Featured Videos

from AP, Reuters, AFP, and other news services

Why Do People Believe We Only Use 10 Percent Of Our Brains?

Why Do People Believe We Only Use 10 Percent Of Our Brains?

Newsy (July 22, 2014) The new sci-fi thriller "Lucy" is making people question whether we really use all our brainpower. But, as scientists have insisted for years, we do. Video provided by Newsy
Powered by NewsLook.com
Scientists Find New Way To Make Human Platelets

Scientists Find New Way To Make Human Platelets

Newsy (July 22, 2014) Boston scientists have discovered a new way to create fully functioning human platelets using a bioreactor and human stem cells. Video provided by Newsy
Powered by NewsLook.com
Gilead's $1000-a-Pill Drug Could Cure Hep C in HIV-Positive People

Gilead's $1000-a-Pill Drug Could Cure Hep C in HIV-Positive People

TheStreet (July 21, 2014) New research shows Gilead Science's drug Sovaldi helps in curing hepatitis C in those who suffer from HIV. In a medical study, the combination of Gilead's Hep C drug with anti-viral drug Ribavirin cured 76% of HIV-positive patients suffering from the most common hepatitis C strain. Hepatitis C and related complications have been a top cause of death in HIV-positive patients. Typical medication used to treat the disease, including interferon proteins, tended to react badly with HIV drugs. However, Sovaldi's %1,000-a-pill price tag could limit the number of patients able to access the treatment. TheStreet's Keris Lahiff reports from New York. Video provided by TheStreet
Powered by NewsLook.com
$23.6 Billion Awarded To Widow In Smoking Lawsuit

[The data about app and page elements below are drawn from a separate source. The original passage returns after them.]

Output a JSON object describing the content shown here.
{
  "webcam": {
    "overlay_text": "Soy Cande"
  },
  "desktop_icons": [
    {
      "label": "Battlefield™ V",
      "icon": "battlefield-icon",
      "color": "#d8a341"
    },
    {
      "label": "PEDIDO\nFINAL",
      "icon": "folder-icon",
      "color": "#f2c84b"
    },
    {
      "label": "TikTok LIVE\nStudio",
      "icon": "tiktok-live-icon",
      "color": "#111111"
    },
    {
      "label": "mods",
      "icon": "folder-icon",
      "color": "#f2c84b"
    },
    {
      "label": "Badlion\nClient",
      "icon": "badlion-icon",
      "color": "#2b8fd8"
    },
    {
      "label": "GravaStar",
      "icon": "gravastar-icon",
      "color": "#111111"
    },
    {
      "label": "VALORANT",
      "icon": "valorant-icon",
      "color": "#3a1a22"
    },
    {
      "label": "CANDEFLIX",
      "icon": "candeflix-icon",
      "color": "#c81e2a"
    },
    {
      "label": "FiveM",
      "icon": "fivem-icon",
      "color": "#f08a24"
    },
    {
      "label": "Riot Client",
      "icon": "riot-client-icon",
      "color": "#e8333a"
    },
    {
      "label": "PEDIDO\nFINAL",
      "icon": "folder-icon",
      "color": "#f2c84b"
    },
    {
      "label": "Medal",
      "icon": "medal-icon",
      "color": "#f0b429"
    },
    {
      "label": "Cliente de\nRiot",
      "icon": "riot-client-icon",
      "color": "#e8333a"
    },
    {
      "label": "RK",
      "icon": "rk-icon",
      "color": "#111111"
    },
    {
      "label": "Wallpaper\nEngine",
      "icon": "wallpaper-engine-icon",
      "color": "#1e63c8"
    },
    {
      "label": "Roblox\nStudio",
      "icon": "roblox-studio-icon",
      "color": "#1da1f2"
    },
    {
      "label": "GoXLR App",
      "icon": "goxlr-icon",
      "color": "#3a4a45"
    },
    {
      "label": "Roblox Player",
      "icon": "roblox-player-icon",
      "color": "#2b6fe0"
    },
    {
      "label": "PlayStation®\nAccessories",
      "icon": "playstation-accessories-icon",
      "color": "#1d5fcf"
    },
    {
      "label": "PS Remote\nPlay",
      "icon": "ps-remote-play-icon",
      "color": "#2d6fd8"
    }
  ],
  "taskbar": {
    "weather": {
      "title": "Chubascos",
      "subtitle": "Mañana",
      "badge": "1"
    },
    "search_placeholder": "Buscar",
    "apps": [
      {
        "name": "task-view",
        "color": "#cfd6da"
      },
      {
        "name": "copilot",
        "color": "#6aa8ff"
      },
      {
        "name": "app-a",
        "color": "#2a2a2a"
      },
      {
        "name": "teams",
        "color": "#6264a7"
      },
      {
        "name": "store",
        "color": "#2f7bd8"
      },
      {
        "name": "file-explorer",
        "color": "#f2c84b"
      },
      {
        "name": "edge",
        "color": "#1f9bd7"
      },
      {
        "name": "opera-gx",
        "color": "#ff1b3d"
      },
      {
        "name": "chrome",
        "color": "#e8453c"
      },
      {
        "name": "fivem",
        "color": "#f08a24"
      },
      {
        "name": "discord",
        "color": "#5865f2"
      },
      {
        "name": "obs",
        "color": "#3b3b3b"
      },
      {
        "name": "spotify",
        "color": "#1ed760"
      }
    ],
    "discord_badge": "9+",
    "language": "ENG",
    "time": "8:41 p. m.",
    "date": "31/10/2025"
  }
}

$23.6 Billion Awarded To Widow In Smoking Lawsuit

Newsy (July 20, 2014) Cynthia Robinson claims R.J. Reynolds Tobacco Company hid the health and addiction risks of its products, leading to the death of her husband in 1996. Video provided by Newsy
Powered by NewsLook.com

Search ScienceDaily

Number of stories in archives: 140,361

Find with keyword(s):
Enter a keyword or phrase to search ScienceDaily for related topics and research stories.

Save/Print:
Share:

Breaking News:
from the past week

In Other News

... from NewsDaily.com

Science News

Health News

Environment News

Technology News



Save/Print:
Share:

Free Subscriptions


Get the latest science news with ScienceDaily's free email newsletters, updated daily and weekly. Or view hourly updated newsfeeds in your RSS reader:

Get Social & Mobile


Keep up to date with the latest news from ScienceDaily via social networks and mobile apps:

Have Feedback?


Tell us what you think of ScienceDaily -- we welcome both positive and negative comments. Have any problems using the site? Questions?
Mobile: iPhone Android Web
Follow: Facebook Twitter Google+
Subscribe: RSS Feeds Email Newsletters
Latest Headlines Health & Medicine Mind & Brain Space & Time Matter & Energy Computers & Math Plants & Animals Earth & Climate Fossils & Ruins